** Available data follows **

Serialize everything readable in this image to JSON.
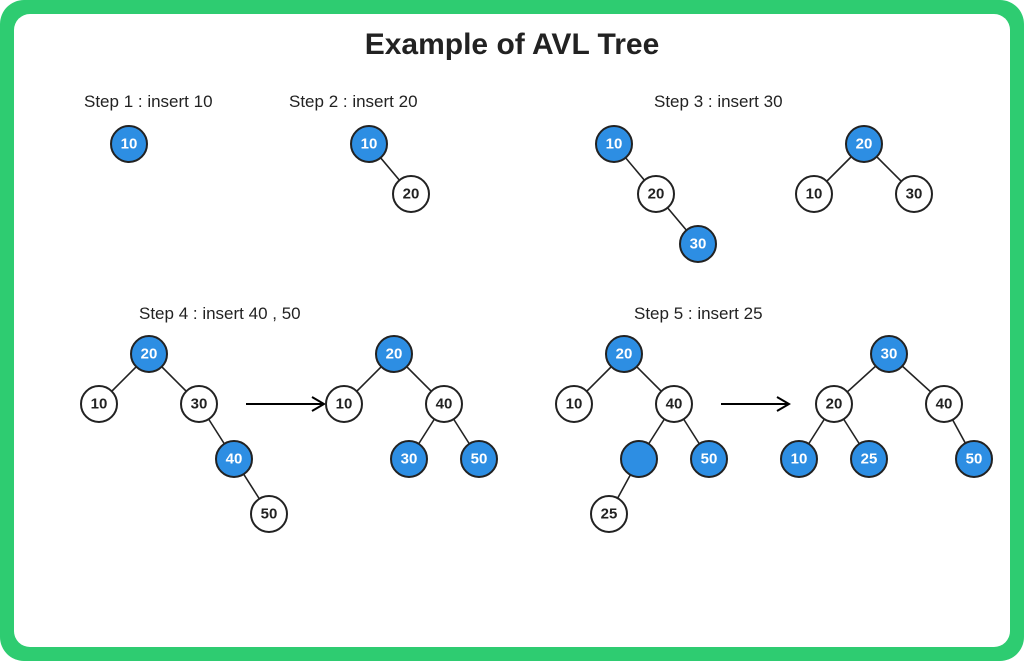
{
  "title": "Example of AVL Tree",
  "colors": {
    "border": "#2ecc71",
    "node_accent": "#2d8ee3",
    "node_plain": "#ffffff",
    "stroke": "#222222"
  },
  "steps": {
    "s1": {
      "label": "Step 1 : insert 10"
    },
    "s2": {
      "label": "Step 2 : insert 20"
    },
    "s3": {
      "label": "Step 3 : insert 30"
    },
    "s4": {
      "label": "Step 4 : insert 40 , 50"
    },
    "s5": {
      "label": "Step 5 : insert 25"
    }
  },
  "trees": {
    "s1": {
      "nodes": {
        "n10": "10"
      }
    },
    "s2": {
      "nodes": {
        "n10": "10",
        "n20": "20"
      }
    },
    "s3a": {
      "nodes": {
        "n10": "10",
        "n20": "20",
        "n30": "30"
      }
    },
    "s3b": {
      "nodes": {
        "n10": "10",
        "n20": "20",
        "n30": "30"
      }
    },
    "s4a": {
      "nodes": {
        "n10": "10",
        "n20": "20",
        "n30": "30",
        "n40": "40",
        "n50": "50"
      }
    },
    "s4b": {
      "nodes": {
        "n10": "10",
        "n20": "20",
        "n30": "30",
        "n40": "40",
        "n50": "50"
      }
    },
    "s5a": {
      "nodes": {
        "n10": "10",
        "n20": "20",
        "n25b": "",
        "n40": "40",
        "n50": "50",
        "n25": "25"
      }
    },
    "s5b": {
      "nodes": {
        "n10": "10",
        "n20": "20",
        "n25": "25",
        "n30": "30",
        "n40": "40",
        "n50": "50"
      }
    }
  },
  "chart_data": {
    "type": "diagram",
    "description": "AVL tree insertion sequence with rotations",
    "insert_sequence": [
      10,
      20,
      30,
      40,
      50,
      25
    ],
    "steps": [
      {
        "step": 1,
        "insert": [
          10
        ],
        "result_tree": {
          "value": 10
        }
      },
      {
        "step": 2,
        "insert": [
          20
        ],
        "result_tree": {
          "value": 10,
          "right": {
            "value": 20
          }
        }
      },
      {
        "step": 3,
        "insert": [
          30
        ],
        "before_rotation": {
          "value": 10,
          "right": {
            "value": 20,
            "right": {
              "value": 30
            }
          }
        },
        "after_rotation": {
          "value": 20,
          "left": {
            "value": 10
          },
          "right": {
            "value": 30
          }
        }
      },
      {
        "step": 4,
        "insert": [
          40,
          50
        ],
        "before_rotation": {
          "value": 20,
          "left": {
            "value": 10
          },
          "right": {
            "value": 30,
            "right": {
              "value": 40,
              "right": {
                "value": 50
              }
            }
          }
        },
        "after_rotation": {
          "value": 20,
          "left": {
            "value": 10
          },
          "right": {
            "value": 40,
            "left": {
              "value": 30
            },
            "right": {
              "value": 50
            }
          }
        }
      },
      {
        "step": 5,
        "insert": [
          25
        ],
        "before_rotation": {
          "value": 20,
          "left": {
            "value": 10
          },
          "right": {
            "value": 40,
            "left": {
              "value": 25
            },
            "right": {
              "value": 50
            }
          }
        },
        "after_rotation": {
          "value": 30,
          "left": {
            "value": 20,
            "left": {
              "value": 10
            },
            "right": {
              "value": 25
            }
          },
          "right": {
            "value": 40,
            "right": {
              "value": 50
            }
          }
        }
      }
    ]
  }
}
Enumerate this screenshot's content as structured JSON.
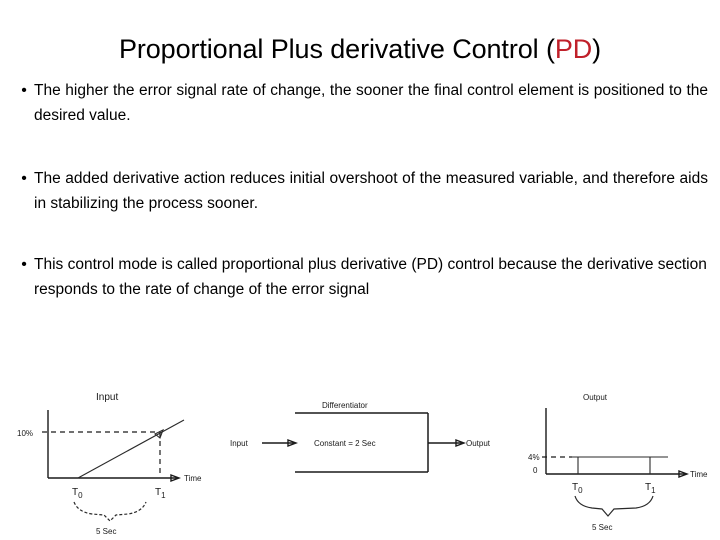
{
  "slide": {
    "title_main": "Proportional Plus derivative Control (",
    "title_accent": "PD",
    "title_close": ")",
    "accent_color": "#C0202A",
    "bullet_marker": "•"
  },
  "bullets": [
    {
      "text": "The higher the error signal rate of change, the sooner the final control element is positioned to the desired value."
    },
    {
      "text": "The added derivative action reduces initial overshoot of the measured variable, and therefore aids in stabilizing the process sooner."
    },
    {
      "text": "This control mode is called proportional plus derivative (PD) control because the derivative section responds to the rate of change of the error signal"
    }
  ],
  "figure": {
    "input_chart": {
      "title": "Input",
      "y_label": "10%",
      "x_label": "Time",
      "tick_t0": "T",
      "tick_t0_sub": "0",
      "tick_t1": "T",
      "tick_t1_sub": "1",
      "brace_label": "5  Sec"
    },
    "differentiator_block": {
      "title": "Differentiator",
      "box_text": "Constant  =  2  Sec",
      "input_label": "Input",
      "output_label": "Output"
    },
    "output_chart": {
      "title": "Output",
      "y_label": "4%",
      "y_zero": "0",
      "x_label": "Time",
      "tick_t0": "T",
      "tick_t0_sub": "0",
      "tick_t1": "T",
      "tick_t1_sub": "1",
      "brace_label": "5  Sec"
    }
  }
}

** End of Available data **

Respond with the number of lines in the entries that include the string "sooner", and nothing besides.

2